In recent years, human organ/tissue transplants have come leaps and bounds. From life-saving heart transplants, to absolutely unbelievable face transplants, our ever-evolving medical industry appears to be entering the sci-fi realm.
One group of people can find great solitude in these life-changing transplants are the men and women who return from fighting wars with severe and devastating injuries.
We have all seen the horrific and poignant images of male soldiers who have lost their legs from the waist down and felt great sorrow. However, I can honestly never say that I’ve never even considered what damage had been done to the genitals.
Maybe that’s because it’s not as visually clear as the loss of an arm or a leg, or maybe is simply out of respect, but genitourinary injuries are often not spoken of.
Sex is an important part of any loving relationship, and if an injury has caused a male soldier to lose his penis, then this can have extremely negative effects on his mentality and can create a difficult strain between his partner.
It’s not selfish or inconsiderate, it’s simply human nature.
However, one group of doctors who are optimistic that they can bring some hope back into the bedroom of these soldiers are the surgeons at Johns Hopkins University School of Medicine, who will soon be undertaking their first attempt at a penis transplant.
If the first trials of penis transplants are successful, then the surgeons believe the recipients will regain urinary function, sensation and even the ability to have sex.
It also means that these men may even be able to father children and start families with their loved ones.
This is how life changing this surgery will be – it will literally mean that new life can be welcomed into this world.
Although there are hopes that anyone who needs this transplant will soon be able to be put on the list, for now, the transplants will be offered only to those members of the military who have suffered injuries to their penis and/or testicles whilst serving in combat.
The chairman of plastic and reconstructive surgery at John Hopkins, W.P Andrew Lee, recently told The NY Times;
“These genitourinary injuries are not things we hear about or read about very often. I think one would agree it is as devastating as anything that our wounded warriors suffer, for a young man to come home in his early 20s with the pelvic area completely destroyed.”

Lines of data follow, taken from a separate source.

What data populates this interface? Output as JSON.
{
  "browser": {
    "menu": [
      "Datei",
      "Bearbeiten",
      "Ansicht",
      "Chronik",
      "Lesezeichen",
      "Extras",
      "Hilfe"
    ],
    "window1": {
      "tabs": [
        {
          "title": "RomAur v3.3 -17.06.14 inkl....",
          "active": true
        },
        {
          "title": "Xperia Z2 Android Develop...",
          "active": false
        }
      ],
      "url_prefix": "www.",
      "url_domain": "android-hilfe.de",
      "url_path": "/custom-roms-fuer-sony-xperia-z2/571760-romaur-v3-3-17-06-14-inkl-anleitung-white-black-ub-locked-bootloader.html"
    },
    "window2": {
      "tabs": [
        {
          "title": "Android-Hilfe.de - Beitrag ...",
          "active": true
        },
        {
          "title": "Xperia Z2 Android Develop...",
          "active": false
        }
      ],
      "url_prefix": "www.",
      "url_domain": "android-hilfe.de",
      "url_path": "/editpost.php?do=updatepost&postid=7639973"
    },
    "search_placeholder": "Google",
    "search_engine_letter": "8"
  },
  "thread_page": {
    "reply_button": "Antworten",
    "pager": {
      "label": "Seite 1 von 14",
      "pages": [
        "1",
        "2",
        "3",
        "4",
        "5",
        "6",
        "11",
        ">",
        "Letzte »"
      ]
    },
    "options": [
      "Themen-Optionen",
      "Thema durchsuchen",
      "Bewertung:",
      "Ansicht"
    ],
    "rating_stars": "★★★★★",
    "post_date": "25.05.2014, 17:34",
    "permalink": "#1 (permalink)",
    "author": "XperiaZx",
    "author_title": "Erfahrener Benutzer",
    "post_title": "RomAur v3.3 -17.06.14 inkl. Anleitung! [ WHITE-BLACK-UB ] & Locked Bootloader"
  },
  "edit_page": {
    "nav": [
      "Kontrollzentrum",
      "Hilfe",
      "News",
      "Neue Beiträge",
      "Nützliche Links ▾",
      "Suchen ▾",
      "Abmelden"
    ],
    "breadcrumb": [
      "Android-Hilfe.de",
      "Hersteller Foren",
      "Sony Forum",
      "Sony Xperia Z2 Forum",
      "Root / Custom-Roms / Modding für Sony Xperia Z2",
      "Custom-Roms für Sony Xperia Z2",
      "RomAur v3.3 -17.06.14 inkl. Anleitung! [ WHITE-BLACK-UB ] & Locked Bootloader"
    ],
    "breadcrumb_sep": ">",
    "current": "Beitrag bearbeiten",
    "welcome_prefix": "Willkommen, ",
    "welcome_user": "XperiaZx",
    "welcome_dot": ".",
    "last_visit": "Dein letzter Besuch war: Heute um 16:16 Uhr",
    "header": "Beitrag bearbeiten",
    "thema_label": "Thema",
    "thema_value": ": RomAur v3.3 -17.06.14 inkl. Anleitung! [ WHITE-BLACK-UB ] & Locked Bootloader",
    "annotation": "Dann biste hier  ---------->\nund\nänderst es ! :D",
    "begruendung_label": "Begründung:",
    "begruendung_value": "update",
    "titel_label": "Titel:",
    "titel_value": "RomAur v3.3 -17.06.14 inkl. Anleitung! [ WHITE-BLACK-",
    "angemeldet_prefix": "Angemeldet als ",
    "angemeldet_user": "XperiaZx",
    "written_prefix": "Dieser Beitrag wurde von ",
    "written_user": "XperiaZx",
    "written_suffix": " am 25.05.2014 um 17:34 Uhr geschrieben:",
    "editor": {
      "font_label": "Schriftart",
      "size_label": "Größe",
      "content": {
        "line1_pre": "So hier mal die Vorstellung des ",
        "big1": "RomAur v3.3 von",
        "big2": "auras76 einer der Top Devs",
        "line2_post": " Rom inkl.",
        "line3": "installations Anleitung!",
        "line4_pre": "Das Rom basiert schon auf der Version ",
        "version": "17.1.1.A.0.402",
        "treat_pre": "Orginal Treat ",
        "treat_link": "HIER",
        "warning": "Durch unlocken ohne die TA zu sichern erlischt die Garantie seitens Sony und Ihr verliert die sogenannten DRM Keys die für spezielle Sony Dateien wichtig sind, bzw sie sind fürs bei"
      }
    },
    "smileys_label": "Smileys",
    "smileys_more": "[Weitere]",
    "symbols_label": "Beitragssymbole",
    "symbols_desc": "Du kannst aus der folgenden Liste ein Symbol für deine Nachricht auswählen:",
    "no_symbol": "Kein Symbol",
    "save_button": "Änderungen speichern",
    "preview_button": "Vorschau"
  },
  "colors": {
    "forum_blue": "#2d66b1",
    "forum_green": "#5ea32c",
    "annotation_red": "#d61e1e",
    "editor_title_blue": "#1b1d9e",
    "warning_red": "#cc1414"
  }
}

In reality, The Times reports that 1,367 men in military service sustained injuries to their genitals between 2001 and 2013.
These types of injuries are very often caused by IEDs. A 2010 article in the Canadian Medical Association Journal suggested that 12% of all war injuries involved genitourinary trauma.

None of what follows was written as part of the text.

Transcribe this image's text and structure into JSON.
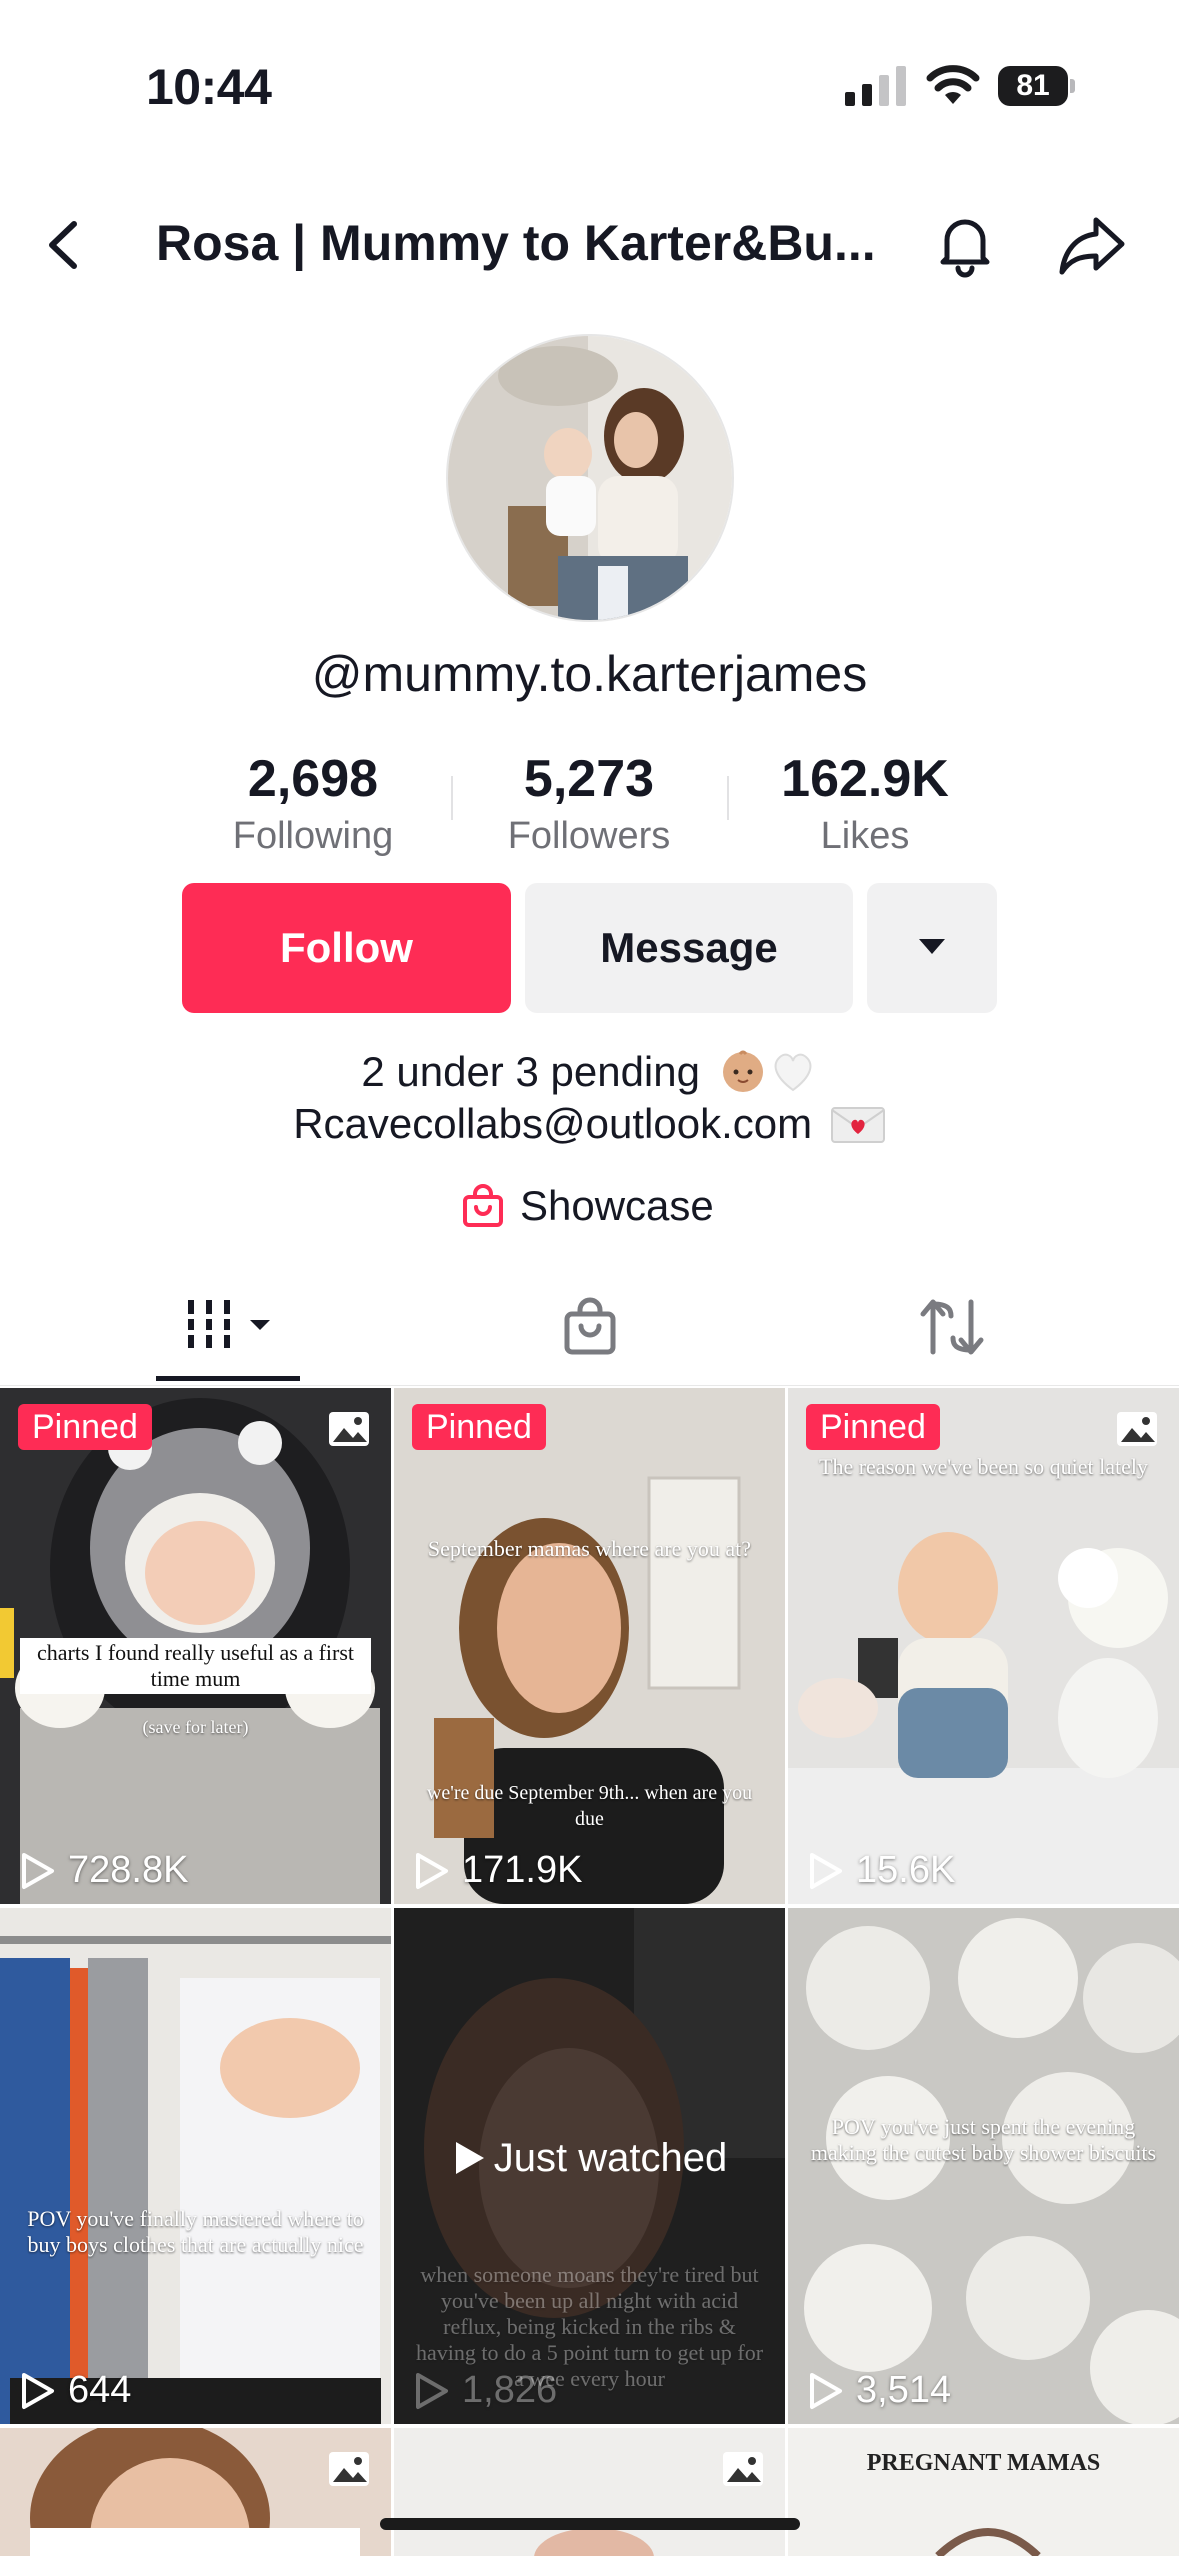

And as I mentioned before, the loss isn’t just physical – it can have serious psychological, social and emotional issues as well. Richard J. Redett, the director of pediatric plastic and reconstructive surgery at Johns Hopkins, also told The Times;
“To be missing the penis and parts of the scrotum is devastating. These guys have given everything they have.”

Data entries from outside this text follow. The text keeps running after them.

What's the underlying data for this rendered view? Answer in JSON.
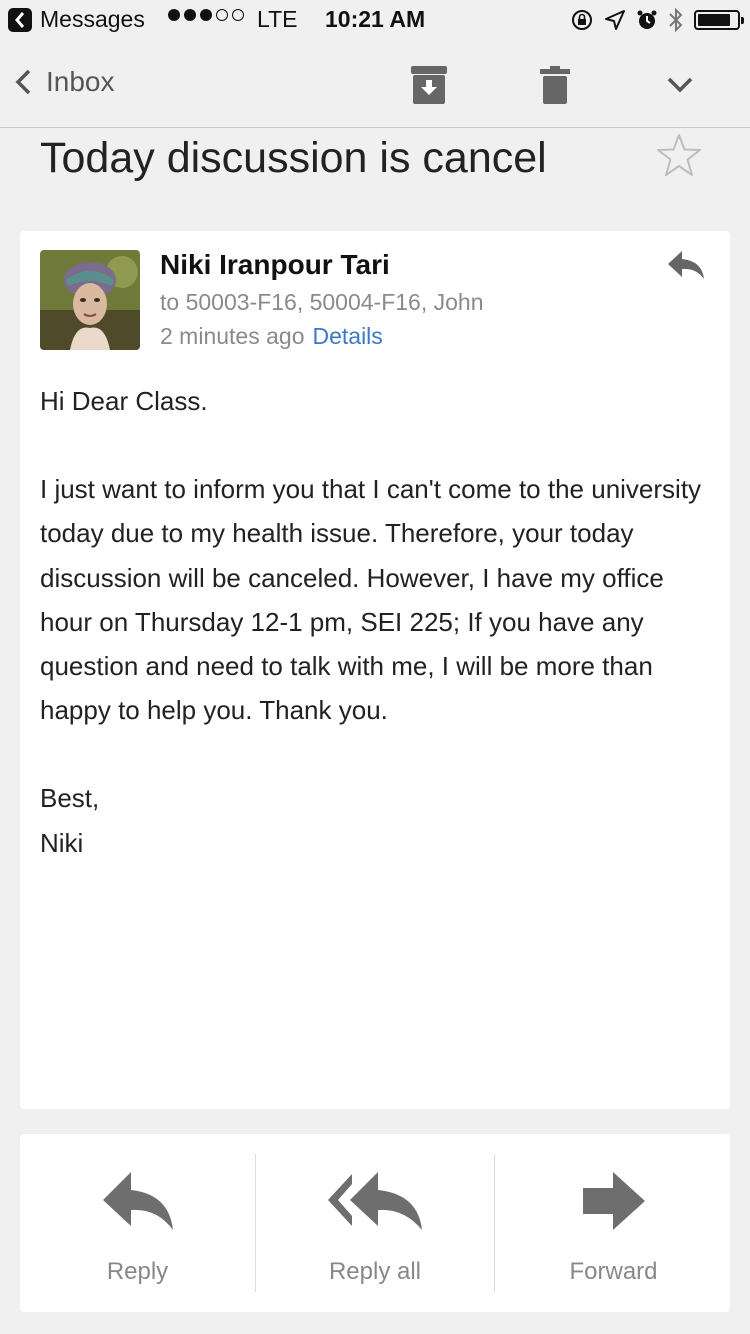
{
  "status_bar": {
    "back_app": "Messages",
    "signal_bars_filled": 3,
    "signal_bars_total": 5,
    "network": "LTE",
    "time": "10:21 AM",
    "icons": [
      "rotation-lock-icon",
      "location-icon",
      "alarm-icon",
      "bluetooth-icon",
      "battery-icon"
    ],
    "battery_level": 0.85
  },
  "nav": {
    "back_label": "Inbox",
    "icons": [
      "archive-icon",
      "trash-icon",
      "chevron-down-icon"
    ]
  },
  "email": {
    "subject": "Today discussion is cancel",
    "sender_name": "Niki Iranpour Tari",
    "recipients": "to 50003-F16, 50004-F16, John",
    "timestamp": "2 minutes ago",
    "details_label": "Details",
    "greeting": "Hi Dear Class.",
    "body": "I just want to inform you that I can't come to the university today due to my health issue. Therefore, your today discussion will be canceled. However, I have my office hour on Thursday 12-1 pm, SEI 225; If you have any question and need to talk with me, I will be more than happy to help you. Thank you.",
    "signoff": "Best,",
    "signature": "Niki"
  },
  "actions": {
    "reply": "Reply",
    "reply_all": "Reply all",
    "forward": "Forward"
  },
  "colors": {
    "background": "#f0f0f0",
    "card": "#ffffff",
    "link": "#3b78c8",
    "icon_gray": "#6e6e6e",
    "muted_text": "#8a8a8a"
  }
}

In fact, the University of Southern California School of Social Work’s Center for Innovation and Research on Veterans & Military Families, have discovered that, “there is a higher prevalence of depression and PTSD in those with GU trauma, as well as a slower recovery process, greater distress and more suicidal behavior than those without these types of injuries.”
Jamie P. Levine, an associate professor and chief of microsurgery at the Wyss Department of Plastic Surgery at NYU Langone Medical Centre, revealed to Mic, just how significant the penis is for men;
“Identity is a significant issue for many individuals who have sustained an injury that resulted in lost genitals, especially for younger individuals.”
It’s important to note that this type of surgery has been attempted before – twice – and only one of those transplants was deemed successful.
The transplant takes around 12 hours from start to finish, and involves stitching the patient’s nerves and arteries to those in the new penis. However, the patient will then have to take medication for the rest of their lives to prevent the body from rejecting the new organ… although, this is a very small price to pay.
Johns Hopkins are apparently well in the process of evaluating the first group of troops who’ll be receiving the surgery – the only thing left to do now is find a donor.
This news can change the lives of so many individuals. Fireman, police officers, ordinary members of the public – anyone can fall victim to these sorts of injuries, as well as transgender men looking for realignment surgery.
We’re keeping our fingers crossed that these surgeries are successful. The future really is now.